Selling property for more than $2 million – make sure you get a clearance certificate first4 August 2016 | General
From 1 July 2016, any Australian resident (for taxation purposes) who enters into a contract to sell property with a market value of $2 million or more will need to apply to the Australian Tax Office (ATO) for a clearance certificate and provide a copy of this certificate to the purchaser prior to settlement.
If a valid clearance certificate is not provided to the purchaser by settlement, the purchaser will be required to deduct and withhold 10% of the purchase price and pay this to the ATO as if the vendor was a foreign resident. If the purchaser fails to do so, the ATO will hold the purchaser liable and a penalty may be imposed.
This new rule has been introduced by the Australian Government to assist in the collection of the 10% non-final withholding tax which applies to the disposal of property by foreign residents and will apply only in respect of:
the sale of taxable Australian real property which includes:
- vacant land, buildings, residential and commercial property in Australia;
- mining, quarrying or prospecting rights for minerals, petroleum or quarry materials situated in Australia; and
- a lease of land in Australia where a lease premium has been paid for the grant of the lease; and
- the sale of a membership interest of 10% or more in an entity which has Australian real property as the majority of its assets (an “indirect Australian real property interest”) which causes a right of occupancy of the land or any building erected on the land to arise.
The property must also have a market value of $2 million or more and the rule will apply only to contracts entered into on or after 1 July 2016.
If there is more than one vendor who owns the property being sold, each vendor will need to supply the purchaser with a clearance certificate.
To obtain a clearance certificate, a free online “Foreign resident capital gains withholding clearance certificate” application will need to be submitted through the ATO’s website by the vendor or the vendor’s solicitor or tax agent (which will be available to complete from 27 June 2016).
Most certificates will be issued within a few days and the certificate will be valid for 12 months from the date of issue (so it can be used for multiple disposals).
The ATO is encouraging vendors to obtain a clearance certificate as early as possible in the sale process and has advised that an application can even be made before the property is listed for sale.
The 10% withholding obligation will also apply to the following asset types (regardless of value):
- the disposal of an indirect Australian real property interest; and
- the grant of an option or right to acquire any type of real property or an indirect Australian real property interest.
However, a vendor will not have to obtain and provide a clearance certificate for these asset types. Rather, a vendor will have to provide a “vendor declaration” to the purchaser that the vendor is an Australian resident or that a membership interest is not an indirect Australian real property interest. This declaration can be given by inserting a warranty to this effect into a sale agreement. Any declaration will be valid for 6 months from the date it is made.

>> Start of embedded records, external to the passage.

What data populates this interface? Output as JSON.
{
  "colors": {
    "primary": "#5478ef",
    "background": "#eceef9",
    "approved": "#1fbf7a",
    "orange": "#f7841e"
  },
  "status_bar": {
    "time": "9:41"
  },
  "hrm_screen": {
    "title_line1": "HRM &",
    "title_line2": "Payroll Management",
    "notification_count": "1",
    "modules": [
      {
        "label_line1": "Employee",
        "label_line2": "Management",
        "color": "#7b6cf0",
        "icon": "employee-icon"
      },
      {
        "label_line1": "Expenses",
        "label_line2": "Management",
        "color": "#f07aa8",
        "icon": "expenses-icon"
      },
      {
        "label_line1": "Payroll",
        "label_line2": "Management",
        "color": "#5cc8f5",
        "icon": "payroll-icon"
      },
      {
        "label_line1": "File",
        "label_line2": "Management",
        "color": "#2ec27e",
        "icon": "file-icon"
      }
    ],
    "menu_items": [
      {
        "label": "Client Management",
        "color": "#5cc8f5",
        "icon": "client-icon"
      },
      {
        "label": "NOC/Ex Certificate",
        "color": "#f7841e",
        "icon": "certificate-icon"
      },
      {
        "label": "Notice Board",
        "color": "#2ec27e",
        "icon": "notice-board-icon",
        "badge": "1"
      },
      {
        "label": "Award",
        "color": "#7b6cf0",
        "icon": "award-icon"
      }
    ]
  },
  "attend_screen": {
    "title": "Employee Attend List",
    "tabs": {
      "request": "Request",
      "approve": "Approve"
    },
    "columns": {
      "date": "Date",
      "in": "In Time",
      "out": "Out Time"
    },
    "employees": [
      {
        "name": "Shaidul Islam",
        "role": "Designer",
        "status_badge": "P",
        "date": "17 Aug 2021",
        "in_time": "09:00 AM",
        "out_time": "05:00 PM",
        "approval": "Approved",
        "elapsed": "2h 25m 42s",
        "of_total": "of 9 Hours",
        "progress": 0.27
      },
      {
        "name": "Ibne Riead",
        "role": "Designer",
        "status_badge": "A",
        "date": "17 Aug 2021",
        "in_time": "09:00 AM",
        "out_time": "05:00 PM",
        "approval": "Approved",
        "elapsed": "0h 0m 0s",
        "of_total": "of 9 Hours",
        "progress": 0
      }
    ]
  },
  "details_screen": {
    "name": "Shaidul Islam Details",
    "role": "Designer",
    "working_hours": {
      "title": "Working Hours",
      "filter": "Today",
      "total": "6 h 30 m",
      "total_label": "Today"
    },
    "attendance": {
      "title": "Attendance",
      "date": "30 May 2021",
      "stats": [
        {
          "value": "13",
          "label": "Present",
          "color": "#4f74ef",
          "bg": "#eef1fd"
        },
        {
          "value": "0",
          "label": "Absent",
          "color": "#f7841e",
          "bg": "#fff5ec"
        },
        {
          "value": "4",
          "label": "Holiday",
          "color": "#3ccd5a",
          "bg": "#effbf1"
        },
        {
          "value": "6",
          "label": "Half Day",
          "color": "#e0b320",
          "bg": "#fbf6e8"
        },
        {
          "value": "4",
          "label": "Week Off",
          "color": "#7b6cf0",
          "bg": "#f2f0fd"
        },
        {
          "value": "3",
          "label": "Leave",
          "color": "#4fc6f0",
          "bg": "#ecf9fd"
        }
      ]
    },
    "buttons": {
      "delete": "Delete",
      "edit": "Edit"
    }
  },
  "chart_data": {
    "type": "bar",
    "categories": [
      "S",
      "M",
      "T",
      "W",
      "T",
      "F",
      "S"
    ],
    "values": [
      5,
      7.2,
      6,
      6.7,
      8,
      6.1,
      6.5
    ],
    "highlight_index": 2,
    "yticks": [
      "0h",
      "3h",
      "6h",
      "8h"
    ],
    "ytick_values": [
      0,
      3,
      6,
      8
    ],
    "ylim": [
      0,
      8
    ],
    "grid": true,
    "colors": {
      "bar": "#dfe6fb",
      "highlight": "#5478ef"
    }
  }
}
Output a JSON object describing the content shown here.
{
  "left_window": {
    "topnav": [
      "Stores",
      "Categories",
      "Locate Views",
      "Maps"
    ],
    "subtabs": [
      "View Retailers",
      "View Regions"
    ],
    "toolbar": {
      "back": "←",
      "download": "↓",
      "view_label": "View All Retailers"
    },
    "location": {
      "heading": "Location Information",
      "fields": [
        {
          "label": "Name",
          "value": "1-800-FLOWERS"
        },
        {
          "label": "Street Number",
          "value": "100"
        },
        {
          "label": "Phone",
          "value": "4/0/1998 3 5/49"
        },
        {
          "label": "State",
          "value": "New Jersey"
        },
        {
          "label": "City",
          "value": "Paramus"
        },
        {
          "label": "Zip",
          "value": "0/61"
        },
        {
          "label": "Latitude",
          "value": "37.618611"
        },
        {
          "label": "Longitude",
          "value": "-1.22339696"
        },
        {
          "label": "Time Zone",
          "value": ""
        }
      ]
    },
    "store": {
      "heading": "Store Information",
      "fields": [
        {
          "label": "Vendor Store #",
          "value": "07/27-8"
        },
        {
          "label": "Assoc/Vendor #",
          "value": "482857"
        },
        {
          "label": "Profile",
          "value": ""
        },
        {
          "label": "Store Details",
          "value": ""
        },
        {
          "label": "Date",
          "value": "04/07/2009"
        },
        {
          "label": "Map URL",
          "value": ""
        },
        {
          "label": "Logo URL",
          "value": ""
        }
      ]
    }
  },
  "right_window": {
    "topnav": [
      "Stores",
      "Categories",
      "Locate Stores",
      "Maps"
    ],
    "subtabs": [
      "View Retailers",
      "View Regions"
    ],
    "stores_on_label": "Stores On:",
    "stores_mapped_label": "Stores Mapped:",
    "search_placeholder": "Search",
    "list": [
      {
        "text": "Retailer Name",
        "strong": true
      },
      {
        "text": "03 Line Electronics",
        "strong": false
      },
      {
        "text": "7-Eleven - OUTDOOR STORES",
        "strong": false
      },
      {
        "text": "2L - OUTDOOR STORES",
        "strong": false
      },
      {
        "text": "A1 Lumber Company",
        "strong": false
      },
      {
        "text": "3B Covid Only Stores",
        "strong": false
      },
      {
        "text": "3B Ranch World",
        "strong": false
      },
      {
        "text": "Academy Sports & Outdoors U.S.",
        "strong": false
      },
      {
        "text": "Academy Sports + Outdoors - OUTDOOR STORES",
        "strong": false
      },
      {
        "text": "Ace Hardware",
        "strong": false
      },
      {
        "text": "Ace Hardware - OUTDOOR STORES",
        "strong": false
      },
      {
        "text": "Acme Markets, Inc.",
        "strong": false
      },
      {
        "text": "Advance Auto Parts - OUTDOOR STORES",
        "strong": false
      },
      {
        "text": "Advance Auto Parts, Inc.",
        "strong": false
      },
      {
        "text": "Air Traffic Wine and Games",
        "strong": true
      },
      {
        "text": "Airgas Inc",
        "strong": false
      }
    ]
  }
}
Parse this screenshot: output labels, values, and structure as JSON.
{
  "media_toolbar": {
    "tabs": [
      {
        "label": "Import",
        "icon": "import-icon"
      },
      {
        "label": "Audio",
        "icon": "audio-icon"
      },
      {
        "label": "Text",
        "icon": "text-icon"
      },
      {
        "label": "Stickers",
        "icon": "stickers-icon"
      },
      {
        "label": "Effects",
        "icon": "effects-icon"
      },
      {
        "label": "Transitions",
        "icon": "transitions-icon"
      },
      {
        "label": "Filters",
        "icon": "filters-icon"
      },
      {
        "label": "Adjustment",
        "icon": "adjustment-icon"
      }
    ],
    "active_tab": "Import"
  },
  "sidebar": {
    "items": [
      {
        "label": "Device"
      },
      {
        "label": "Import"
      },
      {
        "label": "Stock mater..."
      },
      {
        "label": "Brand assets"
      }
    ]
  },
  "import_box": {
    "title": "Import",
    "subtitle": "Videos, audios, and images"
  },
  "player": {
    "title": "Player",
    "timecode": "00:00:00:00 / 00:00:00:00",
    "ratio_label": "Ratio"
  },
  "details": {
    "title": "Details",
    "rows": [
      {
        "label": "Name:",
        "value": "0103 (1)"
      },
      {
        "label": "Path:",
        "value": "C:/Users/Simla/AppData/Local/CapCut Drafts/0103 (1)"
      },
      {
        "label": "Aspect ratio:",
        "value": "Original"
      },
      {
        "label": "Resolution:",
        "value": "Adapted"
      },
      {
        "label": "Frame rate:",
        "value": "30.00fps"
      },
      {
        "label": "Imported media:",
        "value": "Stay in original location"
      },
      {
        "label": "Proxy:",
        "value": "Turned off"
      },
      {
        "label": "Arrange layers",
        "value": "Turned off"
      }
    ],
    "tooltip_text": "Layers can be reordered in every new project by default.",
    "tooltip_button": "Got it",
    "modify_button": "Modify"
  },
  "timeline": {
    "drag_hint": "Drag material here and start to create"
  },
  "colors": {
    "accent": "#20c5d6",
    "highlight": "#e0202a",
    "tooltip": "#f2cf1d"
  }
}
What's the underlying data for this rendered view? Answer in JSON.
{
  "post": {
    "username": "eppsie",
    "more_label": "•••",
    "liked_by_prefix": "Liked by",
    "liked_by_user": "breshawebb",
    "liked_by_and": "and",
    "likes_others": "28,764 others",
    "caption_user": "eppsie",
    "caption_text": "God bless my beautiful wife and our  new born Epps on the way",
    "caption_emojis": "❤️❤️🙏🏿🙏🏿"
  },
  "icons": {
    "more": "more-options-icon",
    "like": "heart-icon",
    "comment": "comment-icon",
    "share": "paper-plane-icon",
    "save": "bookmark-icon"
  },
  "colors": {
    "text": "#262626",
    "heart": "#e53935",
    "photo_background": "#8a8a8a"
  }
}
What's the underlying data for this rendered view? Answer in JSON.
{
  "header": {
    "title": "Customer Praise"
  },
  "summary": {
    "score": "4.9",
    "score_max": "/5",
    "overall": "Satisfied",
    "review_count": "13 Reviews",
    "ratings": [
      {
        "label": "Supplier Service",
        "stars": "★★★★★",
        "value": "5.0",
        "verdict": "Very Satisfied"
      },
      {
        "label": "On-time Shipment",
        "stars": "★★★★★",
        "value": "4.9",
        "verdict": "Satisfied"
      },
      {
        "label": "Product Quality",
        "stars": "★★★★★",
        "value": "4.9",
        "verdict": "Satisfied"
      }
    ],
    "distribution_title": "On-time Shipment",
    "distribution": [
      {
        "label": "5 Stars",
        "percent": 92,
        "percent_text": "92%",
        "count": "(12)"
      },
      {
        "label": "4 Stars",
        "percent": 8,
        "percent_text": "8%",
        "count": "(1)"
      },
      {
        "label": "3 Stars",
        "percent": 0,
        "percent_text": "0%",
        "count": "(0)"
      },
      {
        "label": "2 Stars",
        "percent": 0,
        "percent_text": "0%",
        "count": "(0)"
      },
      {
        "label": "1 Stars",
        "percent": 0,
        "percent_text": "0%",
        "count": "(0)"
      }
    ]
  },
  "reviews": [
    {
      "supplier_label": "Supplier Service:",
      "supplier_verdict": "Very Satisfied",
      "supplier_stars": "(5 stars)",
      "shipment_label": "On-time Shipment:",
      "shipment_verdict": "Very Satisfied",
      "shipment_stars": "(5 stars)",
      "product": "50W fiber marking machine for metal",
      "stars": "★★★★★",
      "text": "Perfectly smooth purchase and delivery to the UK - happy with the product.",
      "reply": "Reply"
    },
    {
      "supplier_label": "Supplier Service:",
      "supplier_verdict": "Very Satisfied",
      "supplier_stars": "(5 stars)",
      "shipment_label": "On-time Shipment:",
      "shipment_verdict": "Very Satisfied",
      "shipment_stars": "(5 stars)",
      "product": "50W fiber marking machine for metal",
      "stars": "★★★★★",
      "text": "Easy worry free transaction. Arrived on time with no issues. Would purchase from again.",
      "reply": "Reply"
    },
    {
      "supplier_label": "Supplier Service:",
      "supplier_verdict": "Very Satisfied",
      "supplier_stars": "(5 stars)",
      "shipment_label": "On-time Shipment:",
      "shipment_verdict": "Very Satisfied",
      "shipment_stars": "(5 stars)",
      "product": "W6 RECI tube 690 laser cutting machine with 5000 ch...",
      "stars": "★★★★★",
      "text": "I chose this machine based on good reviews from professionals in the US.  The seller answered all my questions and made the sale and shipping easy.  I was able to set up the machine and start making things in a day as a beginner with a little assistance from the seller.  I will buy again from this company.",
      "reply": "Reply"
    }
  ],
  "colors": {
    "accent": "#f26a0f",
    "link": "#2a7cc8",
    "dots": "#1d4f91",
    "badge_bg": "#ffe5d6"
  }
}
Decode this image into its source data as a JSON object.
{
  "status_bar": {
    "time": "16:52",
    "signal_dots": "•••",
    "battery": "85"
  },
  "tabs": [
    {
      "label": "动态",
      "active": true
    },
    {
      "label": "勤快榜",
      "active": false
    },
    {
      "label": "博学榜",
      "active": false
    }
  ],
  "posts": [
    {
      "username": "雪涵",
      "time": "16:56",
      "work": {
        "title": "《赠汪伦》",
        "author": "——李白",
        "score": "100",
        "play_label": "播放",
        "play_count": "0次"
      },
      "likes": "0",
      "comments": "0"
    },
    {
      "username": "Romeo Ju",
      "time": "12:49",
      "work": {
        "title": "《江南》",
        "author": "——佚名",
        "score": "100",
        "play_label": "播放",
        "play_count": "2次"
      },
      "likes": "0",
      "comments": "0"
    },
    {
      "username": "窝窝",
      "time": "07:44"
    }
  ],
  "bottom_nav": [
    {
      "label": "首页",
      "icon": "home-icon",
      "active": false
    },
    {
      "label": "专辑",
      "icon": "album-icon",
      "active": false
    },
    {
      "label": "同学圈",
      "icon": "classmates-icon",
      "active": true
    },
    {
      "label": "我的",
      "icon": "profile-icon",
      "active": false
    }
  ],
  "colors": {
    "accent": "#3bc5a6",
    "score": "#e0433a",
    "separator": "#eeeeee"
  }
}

While these new rules may seem relatively straightforward, there are a number of exceptions which apply and which need to be carefully reviewed. For example, no declaration is required when a vendor is disposing of an interest in an entity on an approved stock exchange (such as the ASX).
For further information on this topic, or if you have any questions about these changes might affect you, please do not hesitate to contact a member of our Property & Commercial team.